YOUR INSTRUCTIONS:
Although the entries contain pictures, repeat only their words, exactly as written.

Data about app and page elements
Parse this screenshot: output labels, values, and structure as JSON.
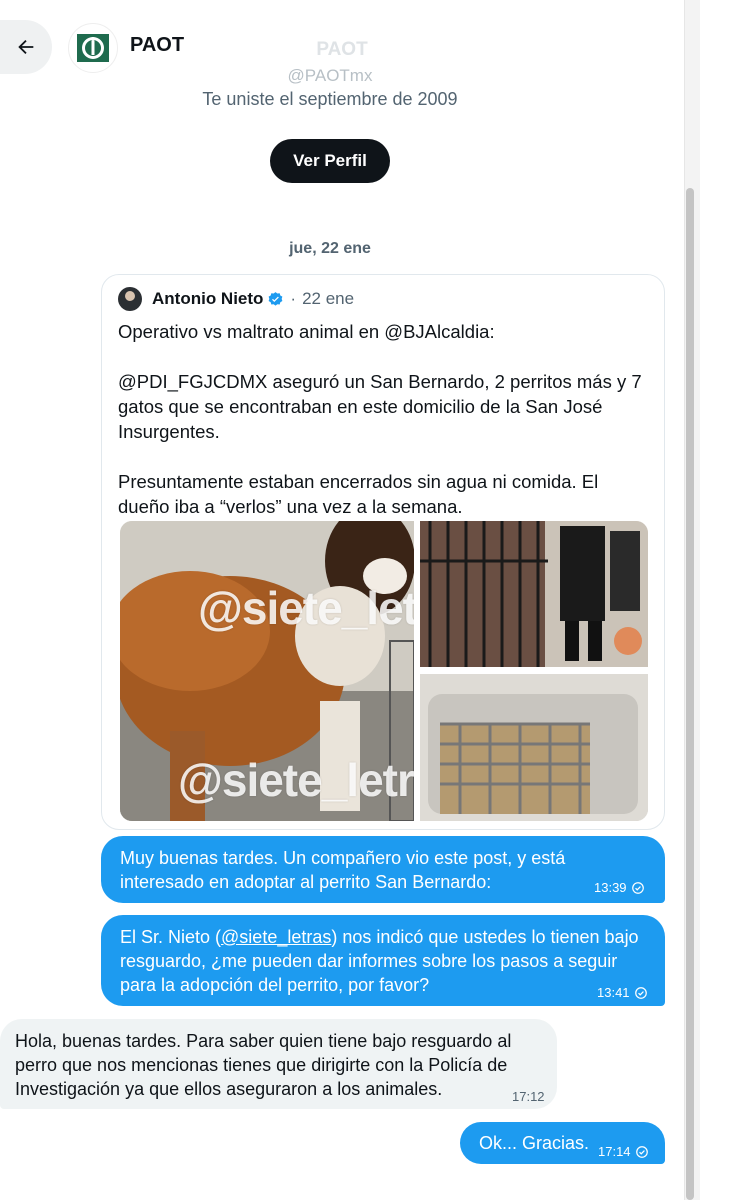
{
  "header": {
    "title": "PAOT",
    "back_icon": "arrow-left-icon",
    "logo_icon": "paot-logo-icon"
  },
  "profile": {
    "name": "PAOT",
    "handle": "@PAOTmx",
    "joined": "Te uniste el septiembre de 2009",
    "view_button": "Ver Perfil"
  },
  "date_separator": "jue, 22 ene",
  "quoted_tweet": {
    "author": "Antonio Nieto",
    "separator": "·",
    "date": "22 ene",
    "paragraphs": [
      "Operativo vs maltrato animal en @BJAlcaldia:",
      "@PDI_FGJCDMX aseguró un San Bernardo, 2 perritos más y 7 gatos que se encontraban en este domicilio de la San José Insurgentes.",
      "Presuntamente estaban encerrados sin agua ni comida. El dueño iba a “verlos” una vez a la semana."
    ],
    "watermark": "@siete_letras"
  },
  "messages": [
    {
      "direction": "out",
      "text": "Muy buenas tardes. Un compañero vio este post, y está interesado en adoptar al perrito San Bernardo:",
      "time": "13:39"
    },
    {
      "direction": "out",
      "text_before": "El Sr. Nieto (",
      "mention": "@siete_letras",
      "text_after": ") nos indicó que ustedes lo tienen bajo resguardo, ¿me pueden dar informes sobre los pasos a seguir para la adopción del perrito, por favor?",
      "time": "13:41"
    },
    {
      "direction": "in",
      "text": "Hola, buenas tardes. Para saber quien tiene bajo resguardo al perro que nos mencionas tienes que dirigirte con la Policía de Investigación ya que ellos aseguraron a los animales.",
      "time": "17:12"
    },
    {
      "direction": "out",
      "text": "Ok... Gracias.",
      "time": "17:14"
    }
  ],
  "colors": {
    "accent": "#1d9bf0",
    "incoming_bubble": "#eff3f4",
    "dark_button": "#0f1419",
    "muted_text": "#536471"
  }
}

RESPONSE TO THIS TASK:
Parse this screenshot: output labels, values, and structure as JSON.
{
  "header": {
    "title": "PAOT",
    "back_icon": "arrow-left-icon",
    "logo_icon": "paot-logo-icon"
  },
  "profile": {
    "name": "PAOT",
    "handle": "@PAOTmx",
    "joined": "Te uniste el septiembre de 2009",
    "view_button": "Ver Perfil"
  },
  "date_separator": "jue, 22 ene",
  "quoted_tweet": {
    "author": "Antonio Nieto",
    "separator": "·",
    "date": "22 ene",
    "paragraphs": [
      "Operativo vs maltrato animal en @BJAlcaldia:",
      "@PDI_FGJCDMX aseguró un San Bernardo, 2 perritos más y 7 gatos que se encontraban en este domicilio de la San José Insurgentes.",
      "Presuntamente estaban encerrados sin agua ni comida. El dueño iba a “verlos” una vez a la semana."
    ],
    "watermark": "@siete_letras"
  },
  "messages": [
    {
      "direction": "out",
      "text": "Muy buenas tardes. Un compañero vio este post, y está interesado en adoptar al perrito San Bernardo:",
      "time": "13:39"
    },
    {
      "direction": "out",
      "text_before": "El Sr. Nieto (",
      "mention": "@siete_letras",
      "text_after": ") nos indicó que ustedes lo tienen bajo resguardo, ¿me pueden dar informes sobre los pasos a seguir para la adopción del perrito, por favor?",
      "time": "13:41"
    },
    {
      "direction": "in",
      "text": "Hola, buenas tardes. Para saber quien tiene bajo resguardo al perro que nos mencionas tienes que dirigirte con la Policía de Investigación ya que ellos aseguraron a los animales.",
      "time": "17:12"
    },
    {
      "direction": "out",
      "text": "Ok... Gracias.",
      "time": "17:14"
    }
  ],
  "colors": {
    "accent": "#1d9bf0",
    "incoming_bubble": "#eff3f4",
    "dark_button": "#0f1419",
    "muted_text": "#536471"
  }
}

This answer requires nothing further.